§ Work to complete
Scan the entries for "icon". Every line that holds it is to be copied.

§ Input material
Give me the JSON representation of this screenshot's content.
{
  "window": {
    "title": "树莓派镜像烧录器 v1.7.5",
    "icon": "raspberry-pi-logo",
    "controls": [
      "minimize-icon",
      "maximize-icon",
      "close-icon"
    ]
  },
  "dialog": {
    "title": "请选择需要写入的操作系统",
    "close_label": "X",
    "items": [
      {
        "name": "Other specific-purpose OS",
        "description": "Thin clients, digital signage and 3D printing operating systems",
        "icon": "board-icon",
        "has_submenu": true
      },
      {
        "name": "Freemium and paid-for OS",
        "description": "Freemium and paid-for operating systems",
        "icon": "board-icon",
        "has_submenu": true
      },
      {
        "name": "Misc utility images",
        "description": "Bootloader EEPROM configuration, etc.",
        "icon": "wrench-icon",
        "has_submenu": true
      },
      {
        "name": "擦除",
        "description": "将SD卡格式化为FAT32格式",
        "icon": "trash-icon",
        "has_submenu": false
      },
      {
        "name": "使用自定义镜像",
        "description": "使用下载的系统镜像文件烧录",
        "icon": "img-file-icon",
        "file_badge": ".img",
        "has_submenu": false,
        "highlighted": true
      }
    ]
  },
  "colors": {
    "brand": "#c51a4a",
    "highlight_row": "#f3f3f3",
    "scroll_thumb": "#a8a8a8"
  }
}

§ Solution to the exercise
    "icon": "raspberry-pi-logo",
      "minimize-icon",
      "maximize-icon",
      "close-icon"
        "icon": "board-icon",
        "icon": "board-icon",
        "icon": "wrench-icon",
        "icon": "trash-icon",
        "icon": "img-file-icon",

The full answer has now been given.